╭─ Data shown
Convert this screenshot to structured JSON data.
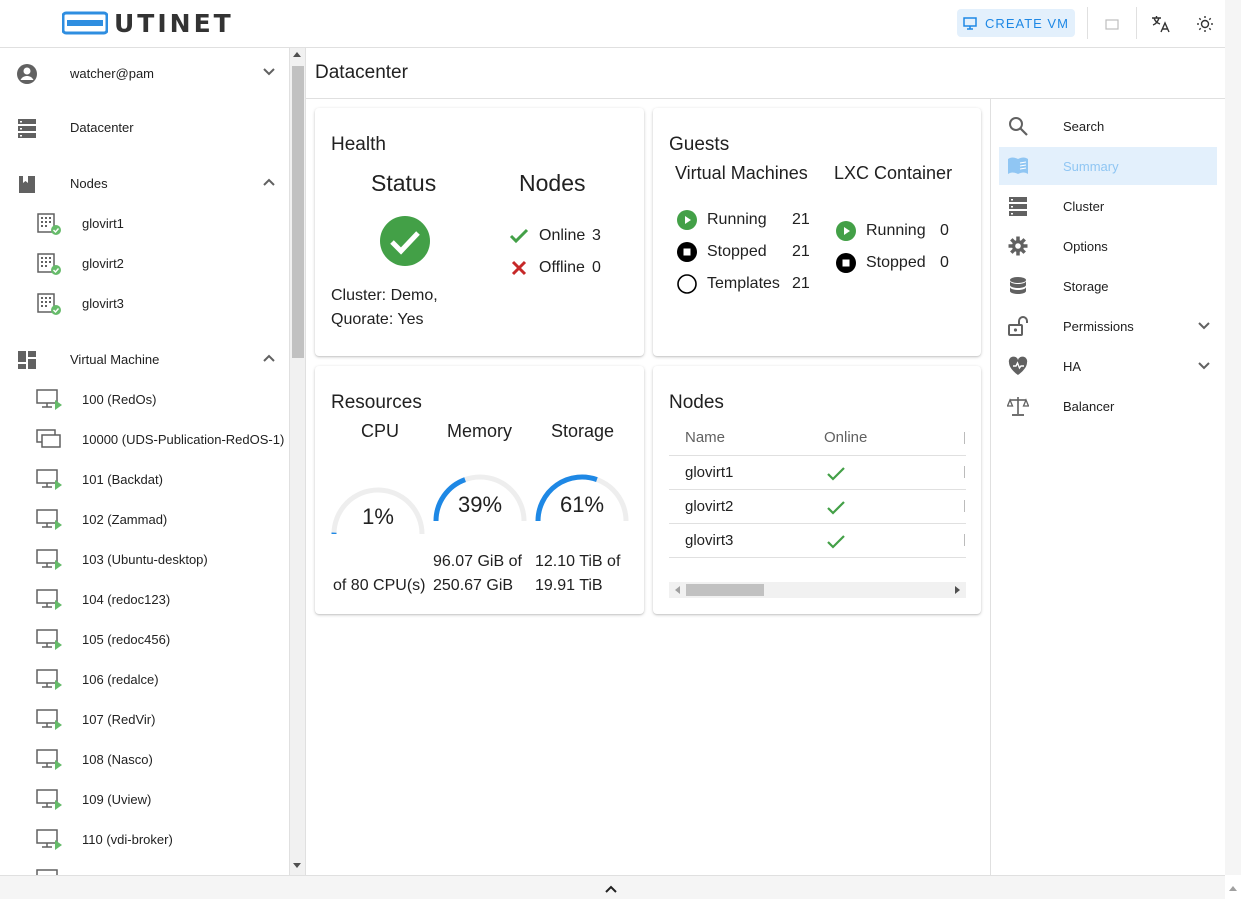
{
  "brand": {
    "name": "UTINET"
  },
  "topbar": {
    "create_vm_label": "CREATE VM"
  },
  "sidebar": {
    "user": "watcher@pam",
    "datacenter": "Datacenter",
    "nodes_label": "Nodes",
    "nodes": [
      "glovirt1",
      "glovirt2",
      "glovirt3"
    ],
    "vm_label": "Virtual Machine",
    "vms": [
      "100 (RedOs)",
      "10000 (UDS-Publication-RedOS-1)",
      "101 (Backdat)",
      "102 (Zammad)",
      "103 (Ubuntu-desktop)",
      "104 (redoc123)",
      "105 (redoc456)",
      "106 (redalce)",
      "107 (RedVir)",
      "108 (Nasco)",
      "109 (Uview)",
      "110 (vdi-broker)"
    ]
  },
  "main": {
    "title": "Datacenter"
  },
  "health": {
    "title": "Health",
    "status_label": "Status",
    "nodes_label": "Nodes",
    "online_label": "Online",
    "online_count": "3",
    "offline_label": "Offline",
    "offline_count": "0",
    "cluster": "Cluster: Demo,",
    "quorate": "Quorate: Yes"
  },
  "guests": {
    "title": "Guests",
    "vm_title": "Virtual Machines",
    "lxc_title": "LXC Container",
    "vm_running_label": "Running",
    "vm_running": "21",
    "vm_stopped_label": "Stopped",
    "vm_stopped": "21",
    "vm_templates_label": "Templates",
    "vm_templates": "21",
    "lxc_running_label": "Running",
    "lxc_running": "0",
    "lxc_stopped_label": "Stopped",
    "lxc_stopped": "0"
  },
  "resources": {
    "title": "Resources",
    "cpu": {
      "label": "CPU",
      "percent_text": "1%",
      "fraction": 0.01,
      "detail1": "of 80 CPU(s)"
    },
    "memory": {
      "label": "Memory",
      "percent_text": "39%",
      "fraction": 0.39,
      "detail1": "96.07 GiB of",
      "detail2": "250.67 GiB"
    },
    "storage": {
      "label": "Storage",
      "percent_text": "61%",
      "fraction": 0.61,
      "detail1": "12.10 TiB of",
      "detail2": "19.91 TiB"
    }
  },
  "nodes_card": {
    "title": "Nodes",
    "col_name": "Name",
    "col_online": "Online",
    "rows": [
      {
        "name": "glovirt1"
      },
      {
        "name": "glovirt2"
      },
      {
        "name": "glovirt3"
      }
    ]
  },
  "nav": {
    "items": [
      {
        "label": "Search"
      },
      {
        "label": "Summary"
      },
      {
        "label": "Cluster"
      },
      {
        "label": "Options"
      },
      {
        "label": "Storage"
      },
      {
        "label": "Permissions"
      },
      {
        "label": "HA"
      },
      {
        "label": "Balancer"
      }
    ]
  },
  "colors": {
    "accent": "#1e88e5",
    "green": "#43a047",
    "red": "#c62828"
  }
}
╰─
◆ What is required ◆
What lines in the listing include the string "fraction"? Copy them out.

◆ Solved problem ◆
      "fraction": 0.01,
      "fraction": 0.39,
      "fraction": 0.61,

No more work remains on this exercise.